Apparently the name “klapa” derives from capulata, meaning a group or gathering of people, or a gang in the local dialect around the Trieste area of Italy. This was mentioned in the mid-1800s, and had rather negative connotations at the time. With the trade connections up and down the coast, and the increasing popularity of nationalistic folk songs, klapa became the term for the specifically Dalmatian “group of friends” multi-part singing.
Other areas of Croatia have very different folk music styles, though I notice that klapa groups are now springing up in all parts of the country, and indeed abroad! If you were watching the 2013 Eurovision Song Contest, and who wasn’t, you may have noticed that Croatia’s entry was a klapa song.
The distinctive harmonies are based on the thirds of major chords, with the other sections following the lead of the first tenor. Personally I always enjoy listening for what the bass singer is doing, as he (they) will be filling in the rest of the chord, and adding that wonderful deep note that gives weight to the whole song. You can see them projecting their voices downwards! According to Ante, our carpenter, it takes 40 years of drinking red wine to make a good bass!
Although klapa groups are usually all male or all female, there are some notable exceptions – the wonderful Klapa Linđo from Dubrovko being one of them. Established as one of the best groups for over 40 years, they were unusual for having a soprano as the main lead voice. One of my favourite klapa songs is from them – Svizde mi Kažu. It’s a very emotional love story that begins “The stars have told me that I will become a widow…” Catches me every time I hear it!
Traditional klapa songs deal with very similar topics to Scottish, Irish and everyone else’s folk songs: love, fishing, war, death, drinking – all those familiar life events!

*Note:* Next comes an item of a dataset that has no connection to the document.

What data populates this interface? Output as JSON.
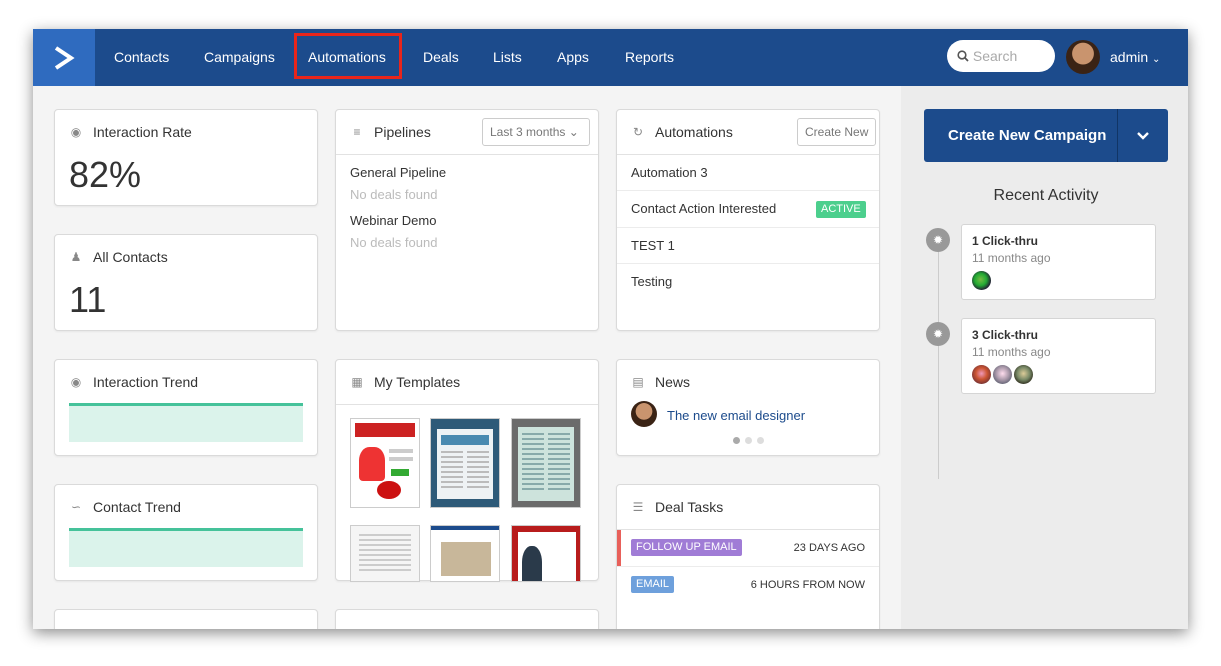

There’s a mix of the old songs, some specially written recently for klapa, and some brought in from other musical genres.
The more formal, concert klapa was started in 1967, with the setting up of the Omiš festival. One of these days, I want to go and listen to the magical experience of the best klapa groups performing in the warm evenings in the old town square there.

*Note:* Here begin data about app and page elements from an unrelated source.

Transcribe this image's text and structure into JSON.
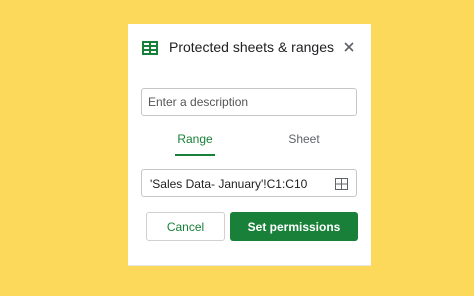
{
  "dialog": {
    "title": "Protected sheets & ranges",
    "close_icon": "close-icon",
    "sheets_icon": "google-sheets-icon"
  },
  "description": {
    "placeholder": "Enter a description",
    "value": ""
  },
  "tabs": [
    {
      "label": "Range",
      "active": true
    },
    {
      "label": "Sheet",
      "active": false
    }
  ],
  "range": {
    "value": "'Sales Data- January'!C1:C10",
    "select_icon": "grid-select-icon"
  },
  "buttons": {
    "cancel": "Cancel",
    "set_permissions": "Set permissions"
  },
  "colors": {
    "background": "#fcd95b",
    "accent_green": "#188038"
  }
}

From 2006 – 2008, the overall winners were a group from Split – Klapa Šufit. I particularly love their rendition of Ruka Moja Što si Takla (My Hand that Touched You). The Omiš Festival has resulted in new klapa songs and arrangements, some of which, like the festival anthem, have become really popular. And since the 1950s, klapa songs have been recorded for archive in radio and TV stations and in the Institute of Ethnology and Folklore, Zagreb. Increasingly, there are recordings for the public to buy. Hard to find outside the country, though.
As of December 2012, Dalmatian klapa multi-part singing is registered as a UNESCO Cultural Heritage. And it was recently announced that klapa singing would be offered as part of the music course at Split University. What a wonderful thing to see it spread and grow!
We’ve translated a couple of klapa songs into English so you can sing along with the videos – here are the links:
References and for more information…
Klapa Singing, a Traditional Folk Phenomenon of Dalmatia by Joško Ćaleta
And lastly, did you spot the quotion in the title? Here’s the context:
How sweet the moonlight sleeps upon this bank!
Here will we sit, and let the sounds of music
Creep in our ears: soft stillness and the night
Become the touches of sweet harmony.
~ William Shakespeare: Merchant of Venice